### EXERCISE
Pull out every line in the data that has the string "author" in it.

### THE DATA
——————————
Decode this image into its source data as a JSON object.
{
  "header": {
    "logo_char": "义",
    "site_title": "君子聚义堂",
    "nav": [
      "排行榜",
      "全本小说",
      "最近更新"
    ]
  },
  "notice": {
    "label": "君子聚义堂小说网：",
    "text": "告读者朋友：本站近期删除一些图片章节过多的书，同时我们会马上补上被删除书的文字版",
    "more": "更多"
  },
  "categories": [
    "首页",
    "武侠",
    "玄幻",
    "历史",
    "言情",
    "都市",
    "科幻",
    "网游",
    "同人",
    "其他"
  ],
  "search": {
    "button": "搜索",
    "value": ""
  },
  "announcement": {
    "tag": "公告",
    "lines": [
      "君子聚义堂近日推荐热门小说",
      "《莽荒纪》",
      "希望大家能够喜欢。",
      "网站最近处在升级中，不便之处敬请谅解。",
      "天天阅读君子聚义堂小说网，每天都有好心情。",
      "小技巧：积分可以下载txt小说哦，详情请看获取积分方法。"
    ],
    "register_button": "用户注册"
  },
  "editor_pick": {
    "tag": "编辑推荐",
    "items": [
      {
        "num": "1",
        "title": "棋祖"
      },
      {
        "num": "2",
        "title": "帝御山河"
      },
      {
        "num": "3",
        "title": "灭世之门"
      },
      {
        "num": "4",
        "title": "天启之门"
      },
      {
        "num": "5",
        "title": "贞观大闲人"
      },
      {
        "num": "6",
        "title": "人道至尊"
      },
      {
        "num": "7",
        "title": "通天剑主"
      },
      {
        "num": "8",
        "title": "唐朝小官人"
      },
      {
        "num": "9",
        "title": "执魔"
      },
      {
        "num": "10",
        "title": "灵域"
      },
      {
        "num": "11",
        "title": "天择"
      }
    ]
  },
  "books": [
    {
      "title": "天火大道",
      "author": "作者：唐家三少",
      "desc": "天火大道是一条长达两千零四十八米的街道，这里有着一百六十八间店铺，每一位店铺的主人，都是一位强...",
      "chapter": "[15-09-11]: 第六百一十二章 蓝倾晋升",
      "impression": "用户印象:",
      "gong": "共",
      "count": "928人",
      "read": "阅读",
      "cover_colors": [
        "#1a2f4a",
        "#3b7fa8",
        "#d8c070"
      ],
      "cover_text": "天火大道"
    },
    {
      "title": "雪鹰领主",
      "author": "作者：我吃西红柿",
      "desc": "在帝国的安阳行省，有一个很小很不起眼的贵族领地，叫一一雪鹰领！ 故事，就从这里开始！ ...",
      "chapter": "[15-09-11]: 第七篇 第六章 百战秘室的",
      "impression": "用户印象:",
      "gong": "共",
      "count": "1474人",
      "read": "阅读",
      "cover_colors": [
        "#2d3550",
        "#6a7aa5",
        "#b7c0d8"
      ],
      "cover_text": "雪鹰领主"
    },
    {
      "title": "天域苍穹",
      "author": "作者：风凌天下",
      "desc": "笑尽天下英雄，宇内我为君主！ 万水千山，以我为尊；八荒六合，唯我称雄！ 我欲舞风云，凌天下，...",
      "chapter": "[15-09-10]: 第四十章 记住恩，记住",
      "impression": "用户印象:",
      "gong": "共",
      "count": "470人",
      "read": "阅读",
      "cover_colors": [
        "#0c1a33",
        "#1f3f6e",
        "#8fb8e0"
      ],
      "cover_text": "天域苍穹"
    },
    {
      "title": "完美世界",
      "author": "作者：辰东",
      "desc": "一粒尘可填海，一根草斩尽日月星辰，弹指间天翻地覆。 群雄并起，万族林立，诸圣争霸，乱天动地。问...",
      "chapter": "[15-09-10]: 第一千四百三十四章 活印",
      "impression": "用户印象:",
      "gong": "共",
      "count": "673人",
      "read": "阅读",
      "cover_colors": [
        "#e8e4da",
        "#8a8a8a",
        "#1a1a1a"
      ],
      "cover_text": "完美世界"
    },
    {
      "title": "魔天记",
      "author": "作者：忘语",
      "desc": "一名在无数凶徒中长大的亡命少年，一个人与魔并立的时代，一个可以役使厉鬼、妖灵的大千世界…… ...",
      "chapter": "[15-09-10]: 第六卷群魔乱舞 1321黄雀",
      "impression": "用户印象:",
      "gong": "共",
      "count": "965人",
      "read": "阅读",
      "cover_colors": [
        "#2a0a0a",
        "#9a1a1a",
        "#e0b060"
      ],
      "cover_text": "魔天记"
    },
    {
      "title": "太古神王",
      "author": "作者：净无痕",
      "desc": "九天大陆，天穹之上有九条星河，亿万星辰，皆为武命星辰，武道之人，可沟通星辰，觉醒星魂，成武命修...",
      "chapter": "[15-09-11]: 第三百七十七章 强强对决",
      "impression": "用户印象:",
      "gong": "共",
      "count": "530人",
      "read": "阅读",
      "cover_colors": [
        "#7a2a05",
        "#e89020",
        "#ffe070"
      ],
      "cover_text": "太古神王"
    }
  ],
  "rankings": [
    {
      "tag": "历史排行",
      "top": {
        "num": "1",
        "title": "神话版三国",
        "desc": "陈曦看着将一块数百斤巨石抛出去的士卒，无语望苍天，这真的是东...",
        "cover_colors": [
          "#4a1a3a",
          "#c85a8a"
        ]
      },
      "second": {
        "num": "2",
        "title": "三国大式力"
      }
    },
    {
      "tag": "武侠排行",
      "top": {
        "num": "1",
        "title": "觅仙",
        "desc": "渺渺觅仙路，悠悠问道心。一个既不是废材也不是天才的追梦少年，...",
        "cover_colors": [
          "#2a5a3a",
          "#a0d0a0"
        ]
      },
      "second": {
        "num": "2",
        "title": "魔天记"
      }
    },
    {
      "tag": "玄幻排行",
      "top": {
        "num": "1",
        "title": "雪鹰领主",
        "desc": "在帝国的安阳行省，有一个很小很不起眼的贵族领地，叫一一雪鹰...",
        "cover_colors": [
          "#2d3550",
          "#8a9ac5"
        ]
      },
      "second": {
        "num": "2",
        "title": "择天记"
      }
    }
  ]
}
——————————
### TASK SOLUTION
      "author": "作者：唐家三少",
      "author": "作者：我吃西红柿",
      "author": "作者：风凌天下",
      "author": "作者：辰东",
      "author": "作者：忘语",
      "author": "作者：净无痕",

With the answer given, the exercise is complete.